- **Task statement**: Would you show every line from the records that holds "JSON"?

Interface dataset entries:
=== Begin Enclosure ===

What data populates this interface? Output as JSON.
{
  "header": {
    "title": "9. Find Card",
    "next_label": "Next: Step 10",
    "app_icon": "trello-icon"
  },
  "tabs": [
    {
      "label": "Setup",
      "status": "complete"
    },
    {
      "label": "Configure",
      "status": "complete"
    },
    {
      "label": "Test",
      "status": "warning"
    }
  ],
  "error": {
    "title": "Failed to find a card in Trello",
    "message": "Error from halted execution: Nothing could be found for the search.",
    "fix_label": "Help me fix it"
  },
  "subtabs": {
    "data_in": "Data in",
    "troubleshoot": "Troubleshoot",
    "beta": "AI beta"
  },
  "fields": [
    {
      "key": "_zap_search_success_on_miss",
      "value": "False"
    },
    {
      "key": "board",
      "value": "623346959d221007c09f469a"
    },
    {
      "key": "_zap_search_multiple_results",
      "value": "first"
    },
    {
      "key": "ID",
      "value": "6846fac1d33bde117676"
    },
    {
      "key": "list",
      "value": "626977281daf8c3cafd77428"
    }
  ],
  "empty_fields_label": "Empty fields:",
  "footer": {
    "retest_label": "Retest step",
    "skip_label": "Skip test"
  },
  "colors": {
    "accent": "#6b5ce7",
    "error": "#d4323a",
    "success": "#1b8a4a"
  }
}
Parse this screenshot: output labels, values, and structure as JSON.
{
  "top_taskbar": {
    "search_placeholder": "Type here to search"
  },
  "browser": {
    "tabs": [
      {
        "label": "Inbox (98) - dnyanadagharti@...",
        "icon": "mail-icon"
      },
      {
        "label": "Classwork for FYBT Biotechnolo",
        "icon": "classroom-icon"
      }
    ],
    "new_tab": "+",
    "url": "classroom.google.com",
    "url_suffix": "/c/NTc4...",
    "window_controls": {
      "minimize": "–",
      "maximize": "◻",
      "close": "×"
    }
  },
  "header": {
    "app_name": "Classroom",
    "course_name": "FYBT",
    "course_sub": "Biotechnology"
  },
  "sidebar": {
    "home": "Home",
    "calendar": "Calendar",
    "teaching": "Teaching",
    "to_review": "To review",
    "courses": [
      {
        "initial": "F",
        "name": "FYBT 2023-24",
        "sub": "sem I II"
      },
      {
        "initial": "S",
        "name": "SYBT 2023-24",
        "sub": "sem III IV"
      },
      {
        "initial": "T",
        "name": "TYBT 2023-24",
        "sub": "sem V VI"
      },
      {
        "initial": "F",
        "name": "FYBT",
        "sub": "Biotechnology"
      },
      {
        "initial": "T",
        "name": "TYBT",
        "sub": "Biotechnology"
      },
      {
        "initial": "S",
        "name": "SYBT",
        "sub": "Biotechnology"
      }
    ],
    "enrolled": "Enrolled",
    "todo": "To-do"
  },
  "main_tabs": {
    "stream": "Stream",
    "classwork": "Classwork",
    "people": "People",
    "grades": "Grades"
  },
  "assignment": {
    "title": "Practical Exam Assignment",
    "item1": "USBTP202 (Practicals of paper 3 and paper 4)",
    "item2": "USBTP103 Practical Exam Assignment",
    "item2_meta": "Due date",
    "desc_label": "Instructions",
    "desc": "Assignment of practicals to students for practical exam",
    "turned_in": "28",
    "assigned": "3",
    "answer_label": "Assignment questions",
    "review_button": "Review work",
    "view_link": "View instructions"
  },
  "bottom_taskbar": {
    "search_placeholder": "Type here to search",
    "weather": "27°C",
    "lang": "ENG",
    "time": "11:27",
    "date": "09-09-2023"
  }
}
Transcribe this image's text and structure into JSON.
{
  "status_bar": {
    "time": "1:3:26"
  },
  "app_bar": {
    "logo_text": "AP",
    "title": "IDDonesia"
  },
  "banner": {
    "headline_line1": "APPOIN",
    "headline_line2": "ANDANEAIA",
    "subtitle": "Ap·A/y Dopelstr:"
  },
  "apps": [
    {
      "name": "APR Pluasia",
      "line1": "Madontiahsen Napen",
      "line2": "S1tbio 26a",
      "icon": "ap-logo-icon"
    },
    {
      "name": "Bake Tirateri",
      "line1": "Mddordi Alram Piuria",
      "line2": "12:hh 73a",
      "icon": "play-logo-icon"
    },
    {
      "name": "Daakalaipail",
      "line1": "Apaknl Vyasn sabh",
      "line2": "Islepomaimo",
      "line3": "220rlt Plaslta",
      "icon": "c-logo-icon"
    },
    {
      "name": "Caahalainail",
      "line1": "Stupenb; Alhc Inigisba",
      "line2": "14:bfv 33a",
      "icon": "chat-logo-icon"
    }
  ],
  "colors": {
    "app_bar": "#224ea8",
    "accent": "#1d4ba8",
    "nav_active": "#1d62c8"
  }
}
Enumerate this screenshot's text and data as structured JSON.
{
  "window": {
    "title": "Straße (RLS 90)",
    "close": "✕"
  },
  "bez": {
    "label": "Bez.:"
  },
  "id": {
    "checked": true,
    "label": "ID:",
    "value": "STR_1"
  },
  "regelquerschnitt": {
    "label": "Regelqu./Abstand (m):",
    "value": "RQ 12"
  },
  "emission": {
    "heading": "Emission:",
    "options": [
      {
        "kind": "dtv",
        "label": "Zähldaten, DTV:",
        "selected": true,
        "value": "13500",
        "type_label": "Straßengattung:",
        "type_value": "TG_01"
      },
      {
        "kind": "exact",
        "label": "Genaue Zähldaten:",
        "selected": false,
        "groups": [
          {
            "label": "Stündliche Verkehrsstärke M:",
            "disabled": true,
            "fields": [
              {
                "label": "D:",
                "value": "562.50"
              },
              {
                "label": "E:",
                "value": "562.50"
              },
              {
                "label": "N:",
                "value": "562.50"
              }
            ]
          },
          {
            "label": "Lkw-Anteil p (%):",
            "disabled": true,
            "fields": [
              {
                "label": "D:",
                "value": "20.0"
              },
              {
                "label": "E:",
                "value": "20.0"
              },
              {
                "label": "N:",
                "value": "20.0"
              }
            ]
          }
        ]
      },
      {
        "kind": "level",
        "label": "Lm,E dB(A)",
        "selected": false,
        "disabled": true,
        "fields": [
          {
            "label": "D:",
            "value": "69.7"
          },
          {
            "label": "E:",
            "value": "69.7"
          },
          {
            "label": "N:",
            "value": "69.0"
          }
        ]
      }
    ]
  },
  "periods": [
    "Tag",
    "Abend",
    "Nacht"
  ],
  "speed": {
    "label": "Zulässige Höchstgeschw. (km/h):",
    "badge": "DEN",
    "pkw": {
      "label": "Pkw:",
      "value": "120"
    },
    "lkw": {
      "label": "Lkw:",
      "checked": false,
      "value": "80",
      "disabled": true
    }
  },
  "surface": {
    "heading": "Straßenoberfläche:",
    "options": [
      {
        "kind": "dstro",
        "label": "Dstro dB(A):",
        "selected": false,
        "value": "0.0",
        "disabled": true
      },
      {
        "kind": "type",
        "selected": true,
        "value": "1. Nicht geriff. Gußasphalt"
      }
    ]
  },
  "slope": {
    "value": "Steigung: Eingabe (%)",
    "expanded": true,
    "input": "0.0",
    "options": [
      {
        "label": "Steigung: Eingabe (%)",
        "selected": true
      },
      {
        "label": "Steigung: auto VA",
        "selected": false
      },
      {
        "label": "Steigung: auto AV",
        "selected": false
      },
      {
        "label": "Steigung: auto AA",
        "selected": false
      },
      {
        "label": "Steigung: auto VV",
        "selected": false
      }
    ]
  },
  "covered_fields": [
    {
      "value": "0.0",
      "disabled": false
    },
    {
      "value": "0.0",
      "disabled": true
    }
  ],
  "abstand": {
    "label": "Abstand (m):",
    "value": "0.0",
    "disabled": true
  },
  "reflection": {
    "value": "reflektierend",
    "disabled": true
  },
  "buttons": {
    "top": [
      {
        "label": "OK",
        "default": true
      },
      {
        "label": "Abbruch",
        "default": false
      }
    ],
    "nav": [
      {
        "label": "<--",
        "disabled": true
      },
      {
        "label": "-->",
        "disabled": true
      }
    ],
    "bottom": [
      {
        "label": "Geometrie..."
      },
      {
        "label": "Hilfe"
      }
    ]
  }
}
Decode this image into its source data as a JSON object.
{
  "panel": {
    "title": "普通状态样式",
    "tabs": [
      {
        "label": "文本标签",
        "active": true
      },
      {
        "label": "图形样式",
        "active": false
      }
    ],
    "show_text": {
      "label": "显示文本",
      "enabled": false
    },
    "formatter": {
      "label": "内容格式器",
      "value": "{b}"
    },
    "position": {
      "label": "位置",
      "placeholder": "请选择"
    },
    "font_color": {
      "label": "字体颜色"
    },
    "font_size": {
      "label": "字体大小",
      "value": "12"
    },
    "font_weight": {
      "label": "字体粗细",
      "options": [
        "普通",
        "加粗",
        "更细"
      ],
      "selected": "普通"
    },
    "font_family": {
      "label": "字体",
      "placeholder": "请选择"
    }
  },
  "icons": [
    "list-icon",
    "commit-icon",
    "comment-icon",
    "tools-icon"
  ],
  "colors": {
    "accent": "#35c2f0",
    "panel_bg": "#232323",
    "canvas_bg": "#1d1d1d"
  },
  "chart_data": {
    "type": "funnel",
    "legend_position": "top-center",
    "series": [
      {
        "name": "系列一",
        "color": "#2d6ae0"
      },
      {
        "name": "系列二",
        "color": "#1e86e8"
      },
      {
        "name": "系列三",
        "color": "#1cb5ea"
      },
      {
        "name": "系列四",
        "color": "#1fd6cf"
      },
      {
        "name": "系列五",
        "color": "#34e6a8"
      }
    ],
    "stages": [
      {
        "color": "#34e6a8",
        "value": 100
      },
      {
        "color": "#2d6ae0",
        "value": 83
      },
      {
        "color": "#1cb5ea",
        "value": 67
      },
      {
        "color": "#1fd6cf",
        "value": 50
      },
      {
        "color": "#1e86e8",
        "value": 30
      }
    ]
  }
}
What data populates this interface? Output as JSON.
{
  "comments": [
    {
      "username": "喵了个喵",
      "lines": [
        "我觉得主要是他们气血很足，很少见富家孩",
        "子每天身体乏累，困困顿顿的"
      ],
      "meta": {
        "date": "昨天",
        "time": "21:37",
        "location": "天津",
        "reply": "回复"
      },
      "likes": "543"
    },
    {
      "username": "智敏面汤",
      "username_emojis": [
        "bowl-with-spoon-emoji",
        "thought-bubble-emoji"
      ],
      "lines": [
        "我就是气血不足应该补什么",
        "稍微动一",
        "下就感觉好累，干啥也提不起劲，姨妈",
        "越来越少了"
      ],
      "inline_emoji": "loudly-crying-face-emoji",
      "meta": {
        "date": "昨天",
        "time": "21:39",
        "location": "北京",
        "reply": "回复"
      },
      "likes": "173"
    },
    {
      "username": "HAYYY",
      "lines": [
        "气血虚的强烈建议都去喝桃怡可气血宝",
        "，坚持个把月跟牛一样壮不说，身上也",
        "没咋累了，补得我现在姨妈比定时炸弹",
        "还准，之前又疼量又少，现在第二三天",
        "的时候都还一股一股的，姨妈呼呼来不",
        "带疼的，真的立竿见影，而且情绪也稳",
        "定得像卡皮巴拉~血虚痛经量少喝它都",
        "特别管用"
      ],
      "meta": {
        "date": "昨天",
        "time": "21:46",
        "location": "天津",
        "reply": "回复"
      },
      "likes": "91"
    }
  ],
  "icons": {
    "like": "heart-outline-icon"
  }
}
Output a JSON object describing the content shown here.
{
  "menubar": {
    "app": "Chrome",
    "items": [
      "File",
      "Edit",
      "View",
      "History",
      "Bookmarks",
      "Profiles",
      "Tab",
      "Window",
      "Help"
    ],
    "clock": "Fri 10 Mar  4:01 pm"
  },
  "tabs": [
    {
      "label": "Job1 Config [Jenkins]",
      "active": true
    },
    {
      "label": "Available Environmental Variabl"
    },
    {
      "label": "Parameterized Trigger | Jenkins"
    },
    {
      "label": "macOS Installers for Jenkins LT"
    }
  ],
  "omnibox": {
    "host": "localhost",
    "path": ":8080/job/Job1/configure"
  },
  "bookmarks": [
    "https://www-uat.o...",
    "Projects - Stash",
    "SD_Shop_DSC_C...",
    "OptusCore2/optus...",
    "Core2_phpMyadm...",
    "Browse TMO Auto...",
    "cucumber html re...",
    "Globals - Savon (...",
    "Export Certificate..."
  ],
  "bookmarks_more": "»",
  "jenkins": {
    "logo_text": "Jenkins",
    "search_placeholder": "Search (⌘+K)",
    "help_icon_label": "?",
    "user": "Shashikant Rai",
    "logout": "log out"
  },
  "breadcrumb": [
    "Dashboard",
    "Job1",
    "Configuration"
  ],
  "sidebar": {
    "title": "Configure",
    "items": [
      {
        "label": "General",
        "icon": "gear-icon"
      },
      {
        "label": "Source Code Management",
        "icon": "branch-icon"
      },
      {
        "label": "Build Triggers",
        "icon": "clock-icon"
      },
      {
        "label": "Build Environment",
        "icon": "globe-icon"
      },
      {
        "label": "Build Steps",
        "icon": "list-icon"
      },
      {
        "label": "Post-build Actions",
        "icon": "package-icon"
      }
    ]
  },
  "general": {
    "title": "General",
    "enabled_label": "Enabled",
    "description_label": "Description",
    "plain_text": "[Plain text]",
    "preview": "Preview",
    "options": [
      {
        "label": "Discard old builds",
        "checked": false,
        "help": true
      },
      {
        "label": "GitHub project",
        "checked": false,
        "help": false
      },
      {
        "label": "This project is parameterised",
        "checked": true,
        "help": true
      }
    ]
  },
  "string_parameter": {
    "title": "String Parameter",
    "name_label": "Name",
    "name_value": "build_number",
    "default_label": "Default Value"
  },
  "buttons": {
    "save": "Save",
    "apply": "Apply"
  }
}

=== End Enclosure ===

- **Task response**:
What data populates this interface? Output as JSON.
Parse this screenshot: output labels, values, and structure as JSON.
Transcribe this image's text and structure into JSON.
Enumerate this screenshot's text and data as structured JSON.
Decode this image into its source data as a JSON object.
What data populates this interface? Output as JSON.
Output a JSON object describing the content shown here.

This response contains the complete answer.